Coastal Flooding

  • High Tide Flooding (aka sunny day flooding, king tide flooding):​ Occurs when sea level rise combines with local factors to push water levels above the normal high tide mark. Changes in prevailing winds, shifts in ocean currents, and strong tidal forces (which occur during full or new moon) can all cause high tide flooding, inundating streets even on sunny days (NOAA).
  • Nuisance Flooding: Coastal flooding that occurs at high tide and interrupts day to day activities leading to a public inconvenience such as road closures, and overwhelmed storm drains (MyCoast)
  • Storm Surge: Storm surge is the abnormal rise in seawater level during a storm, measured as the height of the water above the normal predicted astronomical tide. The surge is caused primarily by a storm’s winds pushing water onshore (NOAA)
  • Critical Infrastructure: systems, assets, facilities and networks that society relies on for economic vitality and public health and safety (US Dept of Homeland Security)

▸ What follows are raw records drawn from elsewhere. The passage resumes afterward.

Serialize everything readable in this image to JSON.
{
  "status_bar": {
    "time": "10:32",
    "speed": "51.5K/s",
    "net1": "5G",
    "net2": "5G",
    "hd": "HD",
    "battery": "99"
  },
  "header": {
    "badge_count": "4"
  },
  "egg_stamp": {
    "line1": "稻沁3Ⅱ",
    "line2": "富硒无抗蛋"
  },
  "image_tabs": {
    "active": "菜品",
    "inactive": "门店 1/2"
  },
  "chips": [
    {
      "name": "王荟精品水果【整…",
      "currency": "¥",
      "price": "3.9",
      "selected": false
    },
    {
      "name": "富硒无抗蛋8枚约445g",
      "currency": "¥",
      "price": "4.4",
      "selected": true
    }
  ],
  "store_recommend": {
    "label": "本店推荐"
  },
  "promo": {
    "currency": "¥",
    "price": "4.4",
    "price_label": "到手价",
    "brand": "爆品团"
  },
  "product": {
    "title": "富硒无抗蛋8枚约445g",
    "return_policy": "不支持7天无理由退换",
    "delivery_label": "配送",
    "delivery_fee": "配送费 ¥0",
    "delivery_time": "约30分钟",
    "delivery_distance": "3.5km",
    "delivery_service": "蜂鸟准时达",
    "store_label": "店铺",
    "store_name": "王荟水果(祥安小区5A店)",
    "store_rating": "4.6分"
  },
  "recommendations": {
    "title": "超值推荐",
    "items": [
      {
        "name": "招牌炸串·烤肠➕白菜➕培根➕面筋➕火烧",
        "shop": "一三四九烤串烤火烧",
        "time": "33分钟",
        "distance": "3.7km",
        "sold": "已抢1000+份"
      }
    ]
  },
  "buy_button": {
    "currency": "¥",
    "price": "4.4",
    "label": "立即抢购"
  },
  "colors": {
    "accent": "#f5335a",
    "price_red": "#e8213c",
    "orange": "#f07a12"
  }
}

  • Duration: An amount of time used to measure rainfall intensity, such as 30 minutes, 1 hour or 24 hours.
  • Intensity: Rainfall intensity is determined as the average rainfall rate in mm/h or mm/min for specific rainfall duration and a selected frequency. (ScienceDirect)
  • Increased Storm Intensity: More heat and water in the atmosphere and warmer sea surface temperatures are increasing storm precipitation and could provide more fuel to increase storm wind speeds. Storm intensity is measured by the maximum surface wind speed or the minimum sea level pressure. (ClimateSignals)

Relative Sea Level Rise (RSLR)


The change in the level of the ocean relative to the land at a particular location. RSLR includes both global and local factors. Globally, sea level is rising due to climate change as warmer temperatures cause the thermal expansion of ocean water and the melting of land ice. Locally, sea level change is also affected by vertical land motion, or the movement of land up or down. In the Mid-Atlantic region, the land is slowly subsiding, or sinking, leading to RSLR rates greater than the average global rate (SLR Projections Guidance Document)

Saltwater intrusion


the movement of brackish water -- water with a total dissolved-solid (TDS) concentrations greater than or equal to 1,000 milligrams per liter (mg/L) -- into freshwater, including into surface waters, aquifers, and water within soils. (SWI Planning document​)



A series of extremely long waves caused by a large and sudden displacement of the ocean, usually the result of an earthquake below or near the ocean floor. The tsunami risk in Maryland is very low, and if one were to occur it is important to go inland and to higher ground. (NOAA​)

Urban Heat


Urbanized areas that experience higher temperatures than outlying areas. Structures such as buildings, roads, and other infrastructure absorb and re-emit the sun’s heat more than natural landscapes such as forests and water bodies. Urban areas, where these structures are highly concentrated and greenery is limited, become “islands” of higher temperatures relative to outlying areas. Daytime temperatures in urban areas are about 1–7°F higher than temperatures in outlying areas and nighttime temperatures are about 2-5°F higher. (EPA​)

Water quality impacts


Increasing temperature, runoff and erosion are predicted to degrade water quality throughout Maryland. Modeling analyses conducted by the Chesapeake Bay Program since 2019 estimate these factors will lead to a net degradation of water quality. (Modified from MD Climate Addendum​ pg. A-2)



Wildfires are a common occurrence in Maryland. The only natural cause of wildfires is lightning, and this accounts for only 4% of the wildfire ignitions in Maryland. The remaining 96% of wildfires are caused by humans. Maryland’s leading cause of wildfires is improper debris or outdoor burning that ignites an average of 35% of the fires each year (Maryland DNR)